A list of the best films in theaters that you should see. Have a drink at the local watering hole before hand, whet your appetite for some good film while sitting on the bar stool, and see these movies soon before they are gone.
Up in the Air
Young director and writer Jason Reitman is on a roll, directing three of the most critically acclaimed American films this decade, “Thank You For Smoking,” “Juno” and “Up in the Air.” The latter is receiving large praise for its script and George Clooney’s portrayal of Ryan Bingham, a man who is hired by companies to travel to their workplace and conduct employee layoffs. He makes a few connections with an ambitious coworker and a frequent flyer who he strikes up a casual relationship with. The film is less about the layoffs than about how humans try and often fail to make real connections and relationships in life.
Youth in Revolt
Based on the novel by C.D. Payne, “Youth in Revolt” was written as a series of journal entries and other ephemera telling about a boy named Nick who is obsessed with girls and sex and uses an alternate persona to get both. The film stars Michael Cera in the dual roles and also stars another young newcomer, Portia Doubleday as the girl he is trying to woo. Zach Galifanakis, Justin Long, Ray Liotta and Steve Buscemi also make appearance sin this comedy. With comparisons to novels like “The Catcher in the Rye” and movies like “Rushmore,” “Youth in Revolt” is attempting to further the tradition those classics.
The Imaginarium of Doctor Parnassus

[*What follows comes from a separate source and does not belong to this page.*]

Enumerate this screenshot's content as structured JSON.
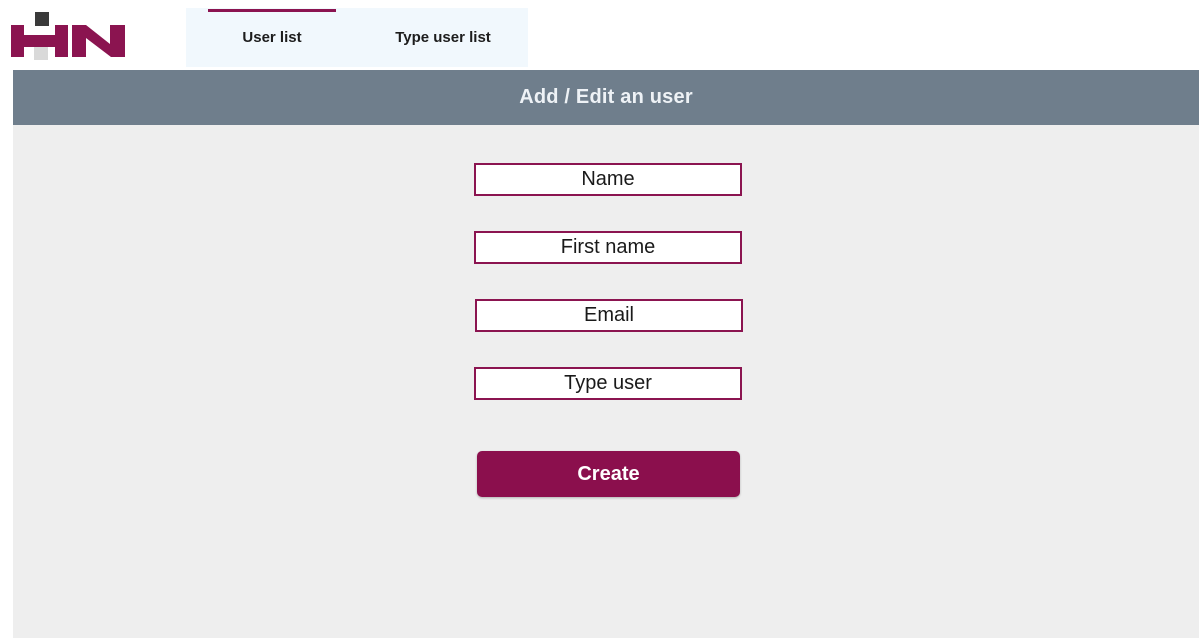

Terry Gilliam directed this fantasy film that was the last project Heath Ledger worked on before his untimely tell. The plot is about a thousand year old immortal doctor and his traveling theater group that offer audience members the chance to go beyond the reality of this world through a mirror that he keeps. Singer/songwriter Tom Waits plays the devil, and Heath Ledger plays a mysterious outsider who joins the traveling group. The interesting casting changes after Heath Ledger’s death involve Johnny Depp, Colin Farrell and Jude Law playing different transformed versions of Ledger’s character, thereby saving the film. Gilliams images are like a painter on a display easel, he is that good. Don’t miss the surreal and transfixing picture.
Alan McGee is a freelance writer from MN.